As project manager, Begley has overseen the renovation of the new library.

“We would not be where we are at that library if it were not for Paul,” librarian Nancy Green said. “He has been fabulous.”

But during the final stages of the library’s renovation, mounting frustrations have cause Begley to quit. About a week and a half ago, Begley called interim city administrator Cade Sexton, and told him he would clear his belongings from the site by Saturday.

“I called him (Sexton) and told him I can’t take the B.S. any more,” Begley said. “He (Sexton) just (doesn’t) understand construction, and he has a personal vendetta against me for some reason. That’s why I quit.”

There were disagreements between Sexton and Begley about the way purchase orders were being handled, Sexton said. The city has a strict system for spending money, and it wasn’t being followed satisfactorily, so Sexton met with Begley to straighten the problems out, Sexton said. This caused a disagreement between Begley and Sexton and that is why Begley quit, Sexton said.

The city refused to pay the contractors hired to install cabinets, complete electrical work and work on the ceiling, Begley said.

“We had a break down in the system, and I was not satisfied with the way it was being done,” Sexton said. “People wanted their money before we were ready to release it.”

Tim Oris Woodworking completed work on cabinets. The city didn’t pay Tim Oris because knobs weren’t installed, Begley said. But customers, not contractors, are financially responsible for putting knobs on cabinets, Begley said.

The city owed $1,800 to Nelson Electrical, Begley said. Sexton said he would pay them when he was ready to, according to Begley. Nelson received this payment yesterday.

Begley also said Gibson Acoustical Ceiling had yet to be paid for work completed on the project.

DeWayne Gibson, owner of Gibson Acoustical Ceiling, turned his bill in on April 9, and was expecting payment yesterday, according to Gibson. Gibson had expecting payment on April 10, and Sexton told him he would be paid April 25, Gibson said.

“I’ve been in this business a long time,” Begley said. “They are working people, they need to be paid. Just because you have a personal feeling about something, you can’t hold people’s money back.”

Requisitions must be filled out before purchase orders and only then can items be purchased, Sexton said.

“We have a specific system,” Sexton said. “The system was not being followed in terms of purchase orders. I wanted the system followed.”

The system wasn’t being followed to Sexton’s satisfaction, he said. Some orders were arriving before the purchase orders, Sexton said.
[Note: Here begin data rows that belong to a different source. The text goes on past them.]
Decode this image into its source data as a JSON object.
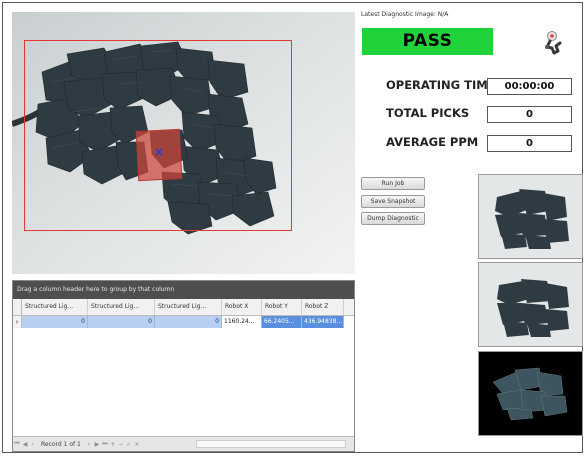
{
  "camera": {
    "roi_color": "#e03a32",
    "pick_color": "#cd463c"
  },
  "grid": {
    "group_header": "Drag a column header here to group by that column",
    "columns": [
      "Structured Lig...",
      "Structured Lig...",
      "Structured Lig...",
      "Robot X",
      "Robot Y",
      "Robot Z"
    ],
    "rows": [
      [
        "0",
        "0",
        "0",
        "1160.24...",
        "66.2405...",
        "436.94838..."
      ]
    ],
    "row_indicator": "›",
    "record_text": "Record 1 of 1"
  },
  "diagnostic": {
    "label": "Latest Diagnostic Image: N/A"
  },
  "status": {
    "text": "PASS",
    "color": "#20d33a"
  },
  "metrics": {
    "operating_time_label": "OPERATING TIME",
    "operating_time_value": "00:00:00",
    "total_picks_label": "TOTAL PICKS",
    "total_picks_value": "0",
    "average_ppm_label": "AVERAGE PPM",
    "average_ppm_value": "0"
  },
  "buttons": {
    "run_job": "Run Job",
    "save_snapshot": "Save Snapshot",
    "dump_diagnostic": "Dump Diagnostic"
  },
  "icons": {
    "settings": "robot-arm-icon"
  }
}
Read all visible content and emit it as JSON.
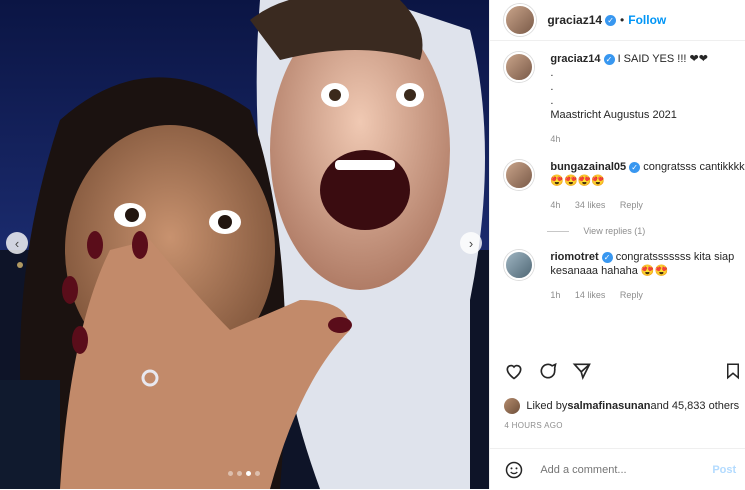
{
  "post": {
    "username": "graciaz14",
    "follow_label": "Follow",
    "separator": "•"
  },
  "caption": {
    "username": "graciaz14",
    "lines": [
      "I SAID YES !!! ❤❤",
      ".",
      ".",
      ".",
      "Maastricht Augustus 2021"
    ],
    "time": "4h"
  },
  "comments": [
    {
      "username": "bungazainal05",
      "text": "congratsss cantikkkk 😍😍😍😍",
      "time": "4h",
      "likes": "34 likes",
      "reply": "Reply",
      "view_replies": "View replies (1)"
    },
    {
      "username": "riomotret",
      "text": "congratsssssss kita siap kesanaaa hahaha 😍😍",
      "time": "1h",
      "likes": "14 likes",
      "reply": "Reply"
    }
  ],
  "likes": {
    "text_prefix": "Liked by ",
    "liker": "salmafinasunan",
    "text_suffix": " and 45,833 others"
  },
  "timestamp": "4 HOURS AGO",
  "add_comment": {
    "placeholder": "Add a comment...",
    "post_label": "Post"
  },
  "carousel": {
    "left_arrow": "‹",
    "right_arrow": "›",
    "total": 4,
    "active_index": 2
  },
  "icons": [
    "heart-icon",
    "comment-icon",
    "share-icon",
    "bookmark-icon",
    "emoji-icon",
    "verified-icon"
  ],
  "colors": {
    "follow": "#0095f6",
    "verified": "#3897f0",
    "muted": "#8e8e8e"
  }
}
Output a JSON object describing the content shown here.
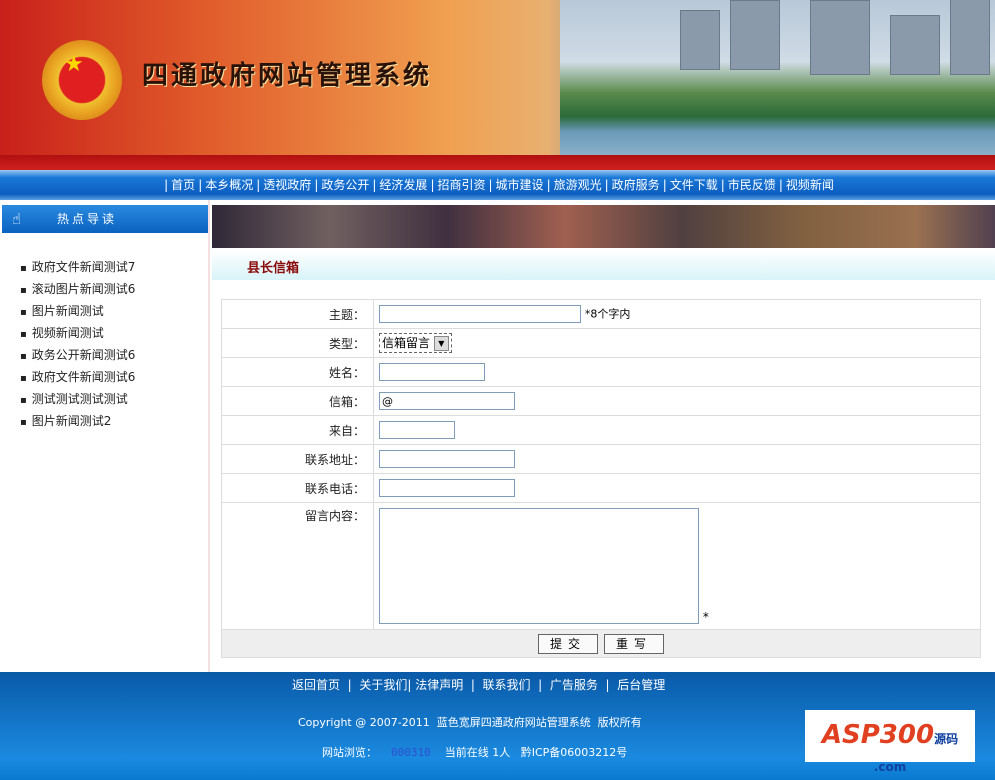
{
  "header": {
    "title": "四通政府网站管理系统"
  },
  "nav": [
    "首页",
    "本乡概况",
    "透视政府",
    "政务公开",
    "经济发展",
    "招商引资",
    "城市建设",
    "旅游观光",
    "政府服务",
    "文件下载",
    "市民反馈",
    "视频新闻"
  ],
  "sidebar": {
    "title": "热点导读",
    "items": [
      "政府文件新闻测试7",
      "滚动图片新闻测试6",
      "图片新闻测试",
      "视频新闻测试",
      "政务公开新闻测试6",
      "政府文件新闻测试6",
      "测试测试测试测试",
      "图片新闻测试2"
    ]
  },
  "main": {
    "title": "县长信箱",
    "form": {
      "subject_label": "主题：",
      "subject_hint": "*8个字内",
      "type_label": "类型：",
      "type_value": "信箱留言",
      "name_label": "姓名：",
      "email_label": "信箱：",
      "email_value": "@",
      "from_label": "来自：",
      "address_label": "联系地址：",
      "phone_label": "联系电话：",
      "content_label": "留言内容：",
      "required_mark": "*",
      "submit": "提交",
      "reset": "重写"
    }
  },
  "footer": {
    "links": [
      "返回首页",
      "关于我们",
      "法律声明",
      "联系我们",
      "广告服务",
      "后台管理"
    ],
    "copyright": "Copyright @ 2007-2011  蓝色宽屏四通政府网站管理系统  版权所有",
    "visits_label": "网站浏览：",
    "visits": "000310",
    "online": "当前在线 1人",
    "icp": "黔ICP备06003212号",
    "logo_text": "ASP300",
    "logo_sub": "源码 .com"
  }
}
Sexton wanted to micromanage the project, and not only did some contractors not receive their pay, but certain parts of the job were delayed, Begley said.

Begley filed a requisition to have different companies clean the library before carpet was laid, he said. One company had already stripped and waxed the vinyl floor for $300, Begley said. This same company wanted to clean the floor with a wet vac for $200. Another company offered to clean the windows, some of the doors and the librarian’s office for $150, Begley said. Begley also wanted to hire Steve Turner to work on the plumbing. Begley wanted to finish this all according to a schedule so that carpet could be installed by April 20.

“I put in requisitions to do that,” Begley said.

But Sexton decided he wanted to complete the work in house, Begley said. This changed the work schedule and the time for when the carpet could be laid, Begley said. The next available date was May 17, Begley said.

“I wanted to come out of this job having respect for Cade Sexton and Hansford Hatmaker,” Begley said. When he took the position, he knew Sexton and Hatmaker. “So far Mr. Hatmaker has done nothing out of the way.”

“I just wanted to get the job completed,” Sexton said. “It had gone on for a year…let’s get it done.”

Begley removed his tools from the building last Tuesday and Wednesday. He completed some detail work Monday. He hopes to be able finish some of the detail work.